→ **Exercise prompt**:
Which lines of the data contain the string "Load"? Copy every one.

→ **Supplied material**:
[Start of Attachment]

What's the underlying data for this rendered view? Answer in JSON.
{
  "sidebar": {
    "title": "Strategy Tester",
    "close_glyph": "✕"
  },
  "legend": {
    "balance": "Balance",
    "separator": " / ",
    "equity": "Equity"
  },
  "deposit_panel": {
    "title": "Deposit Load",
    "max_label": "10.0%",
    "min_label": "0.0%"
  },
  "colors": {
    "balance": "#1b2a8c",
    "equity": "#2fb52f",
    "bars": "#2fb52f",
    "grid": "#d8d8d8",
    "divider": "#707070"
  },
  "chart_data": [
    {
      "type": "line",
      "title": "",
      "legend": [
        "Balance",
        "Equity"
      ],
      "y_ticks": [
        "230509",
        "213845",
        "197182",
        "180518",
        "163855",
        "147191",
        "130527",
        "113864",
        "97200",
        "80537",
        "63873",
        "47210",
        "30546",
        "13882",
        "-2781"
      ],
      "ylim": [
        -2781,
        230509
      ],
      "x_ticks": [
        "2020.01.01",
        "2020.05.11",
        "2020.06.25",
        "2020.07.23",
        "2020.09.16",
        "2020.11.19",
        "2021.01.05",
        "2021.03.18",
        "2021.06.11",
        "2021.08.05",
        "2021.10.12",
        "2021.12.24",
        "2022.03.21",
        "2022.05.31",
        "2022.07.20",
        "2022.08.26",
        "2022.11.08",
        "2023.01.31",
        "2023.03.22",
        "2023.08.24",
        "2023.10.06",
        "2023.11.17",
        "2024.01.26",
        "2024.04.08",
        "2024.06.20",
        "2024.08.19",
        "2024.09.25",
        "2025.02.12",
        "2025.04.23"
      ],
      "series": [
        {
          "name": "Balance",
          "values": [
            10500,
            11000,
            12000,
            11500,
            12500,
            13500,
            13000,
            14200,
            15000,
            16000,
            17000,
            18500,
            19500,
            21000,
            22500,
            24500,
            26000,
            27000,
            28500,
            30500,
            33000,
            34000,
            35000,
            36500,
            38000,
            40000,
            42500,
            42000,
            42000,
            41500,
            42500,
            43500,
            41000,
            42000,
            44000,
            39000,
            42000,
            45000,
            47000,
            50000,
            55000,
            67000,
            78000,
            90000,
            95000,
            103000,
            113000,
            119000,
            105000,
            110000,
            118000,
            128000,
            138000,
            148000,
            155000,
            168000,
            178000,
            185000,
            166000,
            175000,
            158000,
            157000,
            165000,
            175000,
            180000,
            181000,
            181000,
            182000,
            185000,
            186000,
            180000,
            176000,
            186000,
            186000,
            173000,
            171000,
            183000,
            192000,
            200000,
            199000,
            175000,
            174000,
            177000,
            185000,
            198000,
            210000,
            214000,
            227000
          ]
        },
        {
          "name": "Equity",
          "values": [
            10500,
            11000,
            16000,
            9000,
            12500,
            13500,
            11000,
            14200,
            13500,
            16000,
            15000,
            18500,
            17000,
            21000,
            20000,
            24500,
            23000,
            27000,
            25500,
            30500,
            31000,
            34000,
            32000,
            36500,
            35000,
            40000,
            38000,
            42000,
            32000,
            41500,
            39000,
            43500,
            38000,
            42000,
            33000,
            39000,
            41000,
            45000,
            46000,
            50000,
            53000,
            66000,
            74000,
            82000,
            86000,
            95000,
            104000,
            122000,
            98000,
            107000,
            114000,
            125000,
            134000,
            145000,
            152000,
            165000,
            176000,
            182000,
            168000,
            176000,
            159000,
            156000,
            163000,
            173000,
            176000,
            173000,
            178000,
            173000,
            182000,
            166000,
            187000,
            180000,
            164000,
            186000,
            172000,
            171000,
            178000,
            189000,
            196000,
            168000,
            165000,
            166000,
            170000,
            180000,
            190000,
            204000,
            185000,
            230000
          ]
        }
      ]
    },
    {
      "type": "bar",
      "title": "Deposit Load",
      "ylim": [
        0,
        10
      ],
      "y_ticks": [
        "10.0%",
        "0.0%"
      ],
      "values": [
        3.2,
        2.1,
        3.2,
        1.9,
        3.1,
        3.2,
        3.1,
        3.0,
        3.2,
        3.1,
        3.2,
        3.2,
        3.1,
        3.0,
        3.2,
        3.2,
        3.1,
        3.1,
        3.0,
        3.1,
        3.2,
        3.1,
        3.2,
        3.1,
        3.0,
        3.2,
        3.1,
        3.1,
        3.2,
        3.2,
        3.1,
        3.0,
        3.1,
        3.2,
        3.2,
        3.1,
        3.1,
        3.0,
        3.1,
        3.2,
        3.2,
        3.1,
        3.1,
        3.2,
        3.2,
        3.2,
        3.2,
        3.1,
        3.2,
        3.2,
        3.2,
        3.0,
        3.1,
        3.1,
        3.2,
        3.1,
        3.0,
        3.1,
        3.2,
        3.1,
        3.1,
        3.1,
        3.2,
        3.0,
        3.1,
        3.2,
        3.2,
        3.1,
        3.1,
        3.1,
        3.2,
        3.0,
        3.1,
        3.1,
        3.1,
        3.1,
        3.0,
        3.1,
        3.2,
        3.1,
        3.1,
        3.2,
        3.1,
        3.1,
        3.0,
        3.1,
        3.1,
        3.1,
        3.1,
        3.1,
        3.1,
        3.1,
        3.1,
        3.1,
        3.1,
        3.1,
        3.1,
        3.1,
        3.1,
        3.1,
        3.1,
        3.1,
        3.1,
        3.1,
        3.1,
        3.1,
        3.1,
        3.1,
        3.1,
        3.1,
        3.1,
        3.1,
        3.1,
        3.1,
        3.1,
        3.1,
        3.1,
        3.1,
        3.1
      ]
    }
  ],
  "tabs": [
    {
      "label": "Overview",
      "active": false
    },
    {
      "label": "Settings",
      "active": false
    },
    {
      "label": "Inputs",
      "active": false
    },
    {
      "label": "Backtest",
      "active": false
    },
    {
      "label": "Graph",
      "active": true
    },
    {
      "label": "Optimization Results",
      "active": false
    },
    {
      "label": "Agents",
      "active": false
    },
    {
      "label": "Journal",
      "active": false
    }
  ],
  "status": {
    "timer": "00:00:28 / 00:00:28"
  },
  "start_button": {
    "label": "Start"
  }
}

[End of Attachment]

→ **Result of the task**:
    "title": "Deposit Load",
      "title": "Deposit Load",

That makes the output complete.